YOUR ASSIGNMENT: Output every line below without omitting or altering anything.

——————————

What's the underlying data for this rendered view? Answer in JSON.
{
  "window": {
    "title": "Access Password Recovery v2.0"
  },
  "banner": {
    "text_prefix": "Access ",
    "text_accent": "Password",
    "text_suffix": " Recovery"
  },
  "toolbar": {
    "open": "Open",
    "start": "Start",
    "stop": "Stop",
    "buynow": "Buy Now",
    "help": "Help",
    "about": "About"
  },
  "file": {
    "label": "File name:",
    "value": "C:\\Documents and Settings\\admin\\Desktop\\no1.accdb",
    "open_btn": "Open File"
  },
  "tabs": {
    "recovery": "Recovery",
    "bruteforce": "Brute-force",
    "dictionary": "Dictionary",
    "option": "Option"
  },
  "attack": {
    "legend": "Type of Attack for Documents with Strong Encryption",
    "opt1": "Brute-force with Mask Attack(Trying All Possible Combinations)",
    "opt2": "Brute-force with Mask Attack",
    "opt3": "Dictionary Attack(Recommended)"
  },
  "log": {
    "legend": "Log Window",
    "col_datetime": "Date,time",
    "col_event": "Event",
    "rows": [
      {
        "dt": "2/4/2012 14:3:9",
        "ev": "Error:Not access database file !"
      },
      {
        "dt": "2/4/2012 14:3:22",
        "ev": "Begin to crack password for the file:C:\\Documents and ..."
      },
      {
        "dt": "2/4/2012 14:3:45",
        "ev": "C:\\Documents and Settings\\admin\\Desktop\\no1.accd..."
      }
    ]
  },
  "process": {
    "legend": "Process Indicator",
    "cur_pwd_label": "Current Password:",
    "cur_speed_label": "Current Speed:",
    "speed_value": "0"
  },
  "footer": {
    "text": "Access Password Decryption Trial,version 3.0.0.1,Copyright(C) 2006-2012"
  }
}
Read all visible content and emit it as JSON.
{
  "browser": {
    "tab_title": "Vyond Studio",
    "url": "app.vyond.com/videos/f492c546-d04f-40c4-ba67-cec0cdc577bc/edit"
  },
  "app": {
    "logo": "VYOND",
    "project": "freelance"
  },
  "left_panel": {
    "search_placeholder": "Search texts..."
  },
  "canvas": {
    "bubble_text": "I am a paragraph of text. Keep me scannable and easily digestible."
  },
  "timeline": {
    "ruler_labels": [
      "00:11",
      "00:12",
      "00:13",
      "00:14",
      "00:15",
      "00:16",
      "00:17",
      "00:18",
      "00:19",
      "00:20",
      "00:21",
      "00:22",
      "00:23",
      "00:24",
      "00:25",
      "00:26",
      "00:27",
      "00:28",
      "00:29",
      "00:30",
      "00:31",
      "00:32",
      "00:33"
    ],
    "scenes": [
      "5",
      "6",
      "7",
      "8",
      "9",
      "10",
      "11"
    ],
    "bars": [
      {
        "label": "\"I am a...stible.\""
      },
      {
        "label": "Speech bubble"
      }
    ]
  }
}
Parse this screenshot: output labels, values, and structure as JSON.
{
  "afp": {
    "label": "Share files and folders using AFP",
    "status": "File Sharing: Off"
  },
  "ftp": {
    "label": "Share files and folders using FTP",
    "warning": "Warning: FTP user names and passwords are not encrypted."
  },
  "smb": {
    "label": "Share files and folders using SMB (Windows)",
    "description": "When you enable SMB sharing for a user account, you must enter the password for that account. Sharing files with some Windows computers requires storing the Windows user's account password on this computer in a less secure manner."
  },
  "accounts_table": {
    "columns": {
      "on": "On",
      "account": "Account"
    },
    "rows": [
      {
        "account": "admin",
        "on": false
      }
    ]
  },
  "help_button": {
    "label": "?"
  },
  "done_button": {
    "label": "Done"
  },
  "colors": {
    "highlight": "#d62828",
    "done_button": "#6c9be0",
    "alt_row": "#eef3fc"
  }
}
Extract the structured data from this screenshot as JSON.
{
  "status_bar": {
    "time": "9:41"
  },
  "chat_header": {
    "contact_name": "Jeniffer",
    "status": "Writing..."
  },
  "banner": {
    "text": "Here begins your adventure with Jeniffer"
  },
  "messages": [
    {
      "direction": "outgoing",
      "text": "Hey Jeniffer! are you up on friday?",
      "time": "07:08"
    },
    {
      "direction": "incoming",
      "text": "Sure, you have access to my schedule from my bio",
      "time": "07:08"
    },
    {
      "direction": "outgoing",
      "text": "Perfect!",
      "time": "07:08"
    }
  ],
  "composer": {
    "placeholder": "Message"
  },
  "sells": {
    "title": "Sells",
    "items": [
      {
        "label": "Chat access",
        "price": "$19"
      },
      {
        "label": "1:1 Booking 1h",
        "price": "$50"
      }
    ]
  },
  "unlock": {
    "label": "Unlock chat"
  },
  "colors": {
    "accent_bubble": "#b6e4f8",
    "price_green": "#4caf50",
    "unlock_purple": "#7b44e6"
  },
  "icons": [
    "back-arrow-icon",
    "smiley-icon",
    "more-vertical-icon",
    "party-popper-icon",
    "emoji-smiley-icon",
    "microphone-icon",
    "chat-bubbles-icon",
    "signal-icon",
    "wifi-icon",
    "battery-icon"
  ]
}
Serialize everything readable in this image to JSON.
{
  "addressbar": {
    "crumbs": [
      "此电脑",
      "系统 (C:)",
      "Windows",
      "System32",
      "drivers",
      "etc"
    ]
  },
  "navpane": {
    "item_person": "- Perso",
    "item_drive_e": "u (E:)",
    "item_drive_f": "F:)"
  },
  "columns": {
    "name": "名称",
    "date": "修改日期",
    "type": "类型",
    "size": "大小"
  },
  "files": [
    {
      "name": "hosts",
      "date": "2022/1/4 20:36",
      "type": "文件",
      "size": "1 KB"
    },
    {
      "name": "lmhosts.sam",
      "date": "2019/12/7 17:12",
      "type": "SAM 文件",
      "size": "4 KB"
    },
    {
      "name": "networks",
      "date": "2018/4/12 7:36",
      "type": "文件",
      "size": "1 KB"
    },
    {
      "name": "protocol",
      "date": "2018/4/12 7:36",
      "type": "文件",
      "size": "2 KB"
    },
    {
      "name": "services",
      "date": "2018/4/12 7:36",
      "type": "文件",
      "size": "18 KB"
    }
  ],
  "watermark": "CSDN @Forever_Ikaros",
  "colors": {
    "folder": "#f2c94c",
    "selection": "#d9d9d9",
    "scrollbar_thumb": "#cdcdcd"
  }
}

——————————

FINISHED EXERCISE:
What's the underlying data for this rendered view? Answer in JSON.
{
  "window": {
    "title": "Access Password Recovery v2.0"
  },
  "banner": {
    "text_prefix": "Access ",
    "text_accent": "Password",
    "text_suffix": " Recovery"
  },
  "toolbar": {
    "open": "Open",
    "start": "Start",
    "stop": "Stop",
    "buynow": "Buy Now",
    "help": "Help",
    "about": "About"
  },
  "file": {
    "label": "File name:",
    "value": "C:\\Documents and Settings\\admin\\Desktop\\no1.accdb",
    "open_btn": "Open File"
  },
  "tabs": {
    "recovery": "Recovery",
    "bruteforce": "Brute-force",
    "dictionary": "Dictionary",
    "option": "Option"
  },
  "attack": {
    "legend": "Type of Attack for Documents with Strong Encryption",
    "opt1": "Brute-force with Mask Attack(Trying All Possible Combinations)",
    "opt2": "Brute-force with Mask Attack",
    "opt3": "Dictionary Attack(Recommended)"
  },
  "log": {
    "legend": "Log Window",
    "col_datetime": "Date,time",
    "col_event": "Event",
    "rows": [
      {
        "dt": "2/4/2012 14:3:9",
        "ev": "Error:Not access database file !"
      },
      {
        "dt": "2/4/2012 14:3:22",
        "ev": "Begin to crack password for the file:C:\\Documents and ..."
      },
      {
        "dt": "2/4/2012 14:3:45",
        "ev": "C:\\Documents and Settings\\admin\\Desktop\\no1.accd..."
      }
    ]
  },
  "process": {
    "legend": "Process Indicator",
    "cur_pwd_label": "Current Password:",
    "cur_speed_label": "Current Speed:",
    "speed_value": "0"
  },
  "footer": {
    "text": "Access Password Decryption Trial,version 3.0.0.1,Copyright(C) 2006-2012"
  }
}
Read all visible content and emit it as JSON.
{
  "browser": {
    "tab_title": "Vyond Studio",
    "url": "app.vyond.com/videos/f492c546-d04f-40c4-ba67-cec0cdc577bc/edit"
  },
  "app": {
    "logo": "VYOND",
    "project": "freelance"
  },
  "left_panel": {
    "search_placeholder": "Search texts..."
  },
  "canvas": {
    "bubble_text": "I am a paragraph of text. Keep me scannable and easily digestible."
  },
  "timeline": {
    "ruler_labels": [
      "00:11",
      "00:12",
      "00:13",
      "00:14",
      "00:15",
      "00:16",
      "00:17",
      "00:18",
      "00:19",
      "00:20",
      "00:21",
      "00:22",
      "00:23",
      "00:24",
      "00:25",
      "00:26",
      "00:27",
      "00:28",
      "00:29",
      "00:30",
      "00:31",
      "00:32",
      "00:33"
    ],
    "scenes": [
      "5",
      "6",
      "7",
      "8",
      "9",
      "10",
      "11"
    ],
    "bars": [
      {
        "label": "\"I am a...stible.\""
      },
      {
        "label": "Speech bubble"
      }
    ]
  }
}
Parse this screenshot: output labels, values, and structure as JSON.
{
  "afp": {
    "label": "Share files and folders using AFP",
    "status": "File Sharing: Off"
  },
  "ftp": {
    "label": "Share files and folders using FTP",
    "warning": "Warning: FTP user names and passwords are not encrypted."
  },
  "smb": {
    "label": "Share files and folders using SMB (Windows)",
    "description": "When you enable SMB sharing for a user account, you must enter the password for that account. Sharing files with some Windows computers requires storing the Windows user's account password on this computer in a less secure manner."
  },
  "accounts_table": {
    "columns": {
      "on": "On",
      "account": "Account"
    },
    "rows": [
      {
        "account": "admin",
        "on": false
      }
    ]
  },
  "help_button": {
    "label": "?"
  },
  "done_button": {
    "label": "Done"
  },
  "colors": {
    "highlight": "#d62828",
    "done_button": "#6c9be0",
    "alt_row": "#eef3fc"
  }
}
Extract the structured data from this screenshot as JSON.
{
  "status_bar": {
    "time": "9:41"
  },
  "chat_header": {
    "contact_name": "Jeniffer",
    "status": "Writing..."
  },
  "banner": {
    "text": "Here begins your adventure with Jeniffer"
  },
  "messages": [
    {
      "direction": "outgoing",
      "text": "Hey Jeniffer! are you up on friday?",
      "time": "07:08"
    },
    {
      "direction": "incoming",
      "text": "Sure, you have access to my schedule from my bio",
      "time": "07:08"
    },
    {
      "direction": "outgoing",
      "text": "Perfect!",
      "time": "07:08"
    }
  ],
  "composer": {
    "placeholder": "Message"
  },
  "sells": {
    "title": "Sells",
    "items": [
      {
        "label": "Chat access",
        "price": "$19"
      },
      {
        "label": "1:1 Booking 1h",
        "price": "$50"
      }
    ]
  },
  "unlock": {
    "label": "Unlock chat"
  },
  "colors": {
    "accent_bubble": "#b6e4f8",
    "price_green": "#4caf50",
    "unlock_purple": "#7b44e6"
  },
  "icons": [
    "back-arrow-icon",
    "smiley-icon",
    "more-vertical-icon",
    "party-popper-icon",
    "emoji-smiley-icon",
    "microphone-icon",
    "chat-bubbles-icon",
    "signal-icon",
    "wifi-icon",
    "battery-icon"
  ]
}
Serialize everything readable in this image to JSON.
{
  "addressbar": {
    "crumbs": [
      "此电脑",
      "系统 (C:)",
      "Windows",
      "System32",
      "drivers",
      "etc"
    ]
  },
  "navpane": {
    "item_person": "- Perso",
    "item_drive_e": "u (E:)",
    "item_drive_f": "F:)"
  },
  "columns": {
    "name": "名称",
    "date": "修改日期",
    "type": "类型",
    "size": "大小"
  },
  "files": [
    {
      "name": "hosts",
      "date": "2022/1/4 20:36",
      "type": "文件",
      "size": "1 KB"
    },
    {
      "name": "lmhosts.sam",
      "date": "2019/12/7 17:12",
      "type": "SAM 文件",
      "size": "4 KB"
    },
    {
      "name": "networks",
      "date": "2018/4/12 7:36",
      "type": "文件",
      "size": "1 KB"
    },
    {
      "name": "protocol",
      "date": "2018/4/12 7:36",
      "type": "文件",
      "size": "2 KB"
    },
    {
      "name": "services",
      "date": "2018/4/12 7:36",
      "type": "文件",
      "size": "18 KB"
    }
  ],
  "watermark": "CSDN @Forever_Ikaros",
  "colors": {
    "folder": "#f2c94c",
    "selection": "#d9d9d9",
    "scrollbar_thumb": "#cdcdcd"
  }
}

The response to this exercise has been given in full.